Which was why she was so shocked when Georg had turned up at her brother’s house in Vienna, the week of her planned liaison with Captain Muller. George proceeded to spend the week attending to Amalia’s every whim, dancing until their feet were sore, riding out with her in her sister-in-law’s carriage, even reading poetry with her in the library, until Amalia quite forgot all about Fritz and his lasciviously curling golden locks. Georg had begun to reveal shades of the man he’d been when they first married married, and Amalia’s curiosity had grown until it was a pleasure to spend time with him.
On their last day, the men decided to get up a shooting party. The women protested – it was foggy, the season was almost over, why traipse into the country for the dregs? Captain Muller was injured, and carried home screaming and thrashing in a manner most unbefitting an army captain suffering a mere flesh wound. Amalia felt more than a little repelled by his behaviour, and watched anxiously for her husband.
‘What a horrid accident,’ remarked Amalia absent-mindedly, as she and Georg climbed into their carriage for the station.
‘It was certainly horrid, that’s for sure,’ replied her husband.
Amalia laughed as she settled herself amongst her furs. ‘Why, Georg, whatever do you – ’

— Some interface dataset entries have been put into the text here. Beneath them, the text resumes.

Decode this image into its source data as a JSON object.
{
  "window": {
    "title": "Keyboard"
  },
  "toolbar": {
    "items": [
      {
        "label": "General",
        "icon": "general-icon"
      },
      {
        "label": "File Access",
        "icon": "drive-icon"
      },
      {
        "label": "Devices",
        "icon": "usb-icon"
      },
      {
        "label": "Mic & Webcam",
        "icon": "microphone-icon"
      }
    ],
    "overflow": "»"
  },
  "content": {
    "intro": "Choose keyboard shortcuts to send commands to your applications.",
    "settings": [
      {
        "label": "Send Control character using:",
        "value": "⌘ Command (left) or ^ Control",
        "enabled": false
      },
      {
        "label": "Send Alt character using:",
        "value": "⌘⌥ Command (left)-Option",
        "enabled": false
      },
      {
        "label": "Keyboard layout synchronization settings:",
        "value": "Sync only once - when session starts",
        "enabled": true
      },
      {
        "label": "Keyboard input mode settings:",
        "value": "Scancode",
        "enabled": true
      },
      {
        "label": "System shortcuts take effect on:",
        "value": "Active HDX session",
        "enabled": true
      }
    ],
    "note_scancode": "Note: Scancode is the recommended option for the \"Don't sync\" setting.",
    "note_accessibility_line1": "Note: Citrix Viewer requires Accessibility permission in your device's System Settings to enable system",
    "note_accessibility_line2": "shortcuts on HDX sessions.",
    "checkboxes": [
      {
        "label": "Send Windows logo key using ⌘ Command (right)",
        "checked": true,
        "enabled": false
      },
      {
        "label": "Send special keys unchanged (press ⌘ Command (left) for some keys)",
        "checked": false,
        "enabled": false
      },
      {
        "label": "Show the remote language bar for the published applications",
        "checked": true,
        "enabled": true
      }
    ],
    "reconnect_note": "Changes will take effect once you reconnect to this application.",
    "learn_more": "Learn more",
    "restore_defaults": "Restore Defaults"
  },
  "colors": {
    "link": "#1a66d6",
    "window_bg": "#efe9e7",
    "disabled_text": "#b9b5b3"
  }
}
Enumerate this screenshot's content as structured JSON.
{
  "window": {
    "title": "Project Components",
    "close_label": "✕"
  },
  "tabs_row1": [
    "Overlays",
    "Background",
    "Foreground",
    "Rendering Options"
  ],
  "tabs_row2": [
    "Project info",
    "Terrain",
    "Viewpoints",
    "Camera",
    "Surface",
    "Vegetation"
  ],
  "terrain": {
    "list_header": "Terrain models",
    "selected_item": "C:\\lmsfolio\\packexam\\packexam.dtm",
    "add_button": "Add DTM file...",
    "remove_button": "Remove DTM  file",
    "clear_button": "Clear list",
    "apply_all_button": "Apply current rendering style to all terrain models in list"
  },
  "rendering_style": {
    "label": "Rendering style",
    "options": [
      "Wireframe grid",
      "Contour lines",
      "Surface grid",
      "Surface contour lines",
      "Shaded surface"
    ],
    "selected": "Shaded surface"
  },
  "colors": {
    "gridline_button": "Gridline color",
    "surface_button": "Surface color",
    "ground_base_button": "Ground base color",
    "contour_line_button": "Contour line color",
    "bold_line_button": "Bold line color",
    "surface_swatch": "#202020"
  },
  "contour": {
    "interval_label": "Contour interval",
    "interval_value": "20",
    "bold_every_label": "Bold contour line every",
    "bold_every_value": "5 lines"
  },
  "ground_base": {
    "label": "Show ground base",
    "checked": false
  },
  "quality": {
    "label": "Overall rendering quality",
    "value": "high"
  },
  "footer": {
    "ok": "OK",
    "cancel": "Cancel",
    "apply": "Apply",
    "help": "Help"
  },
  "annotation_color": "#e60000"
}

Georg fixed his young wife with a grim stare, and she stopped laughing.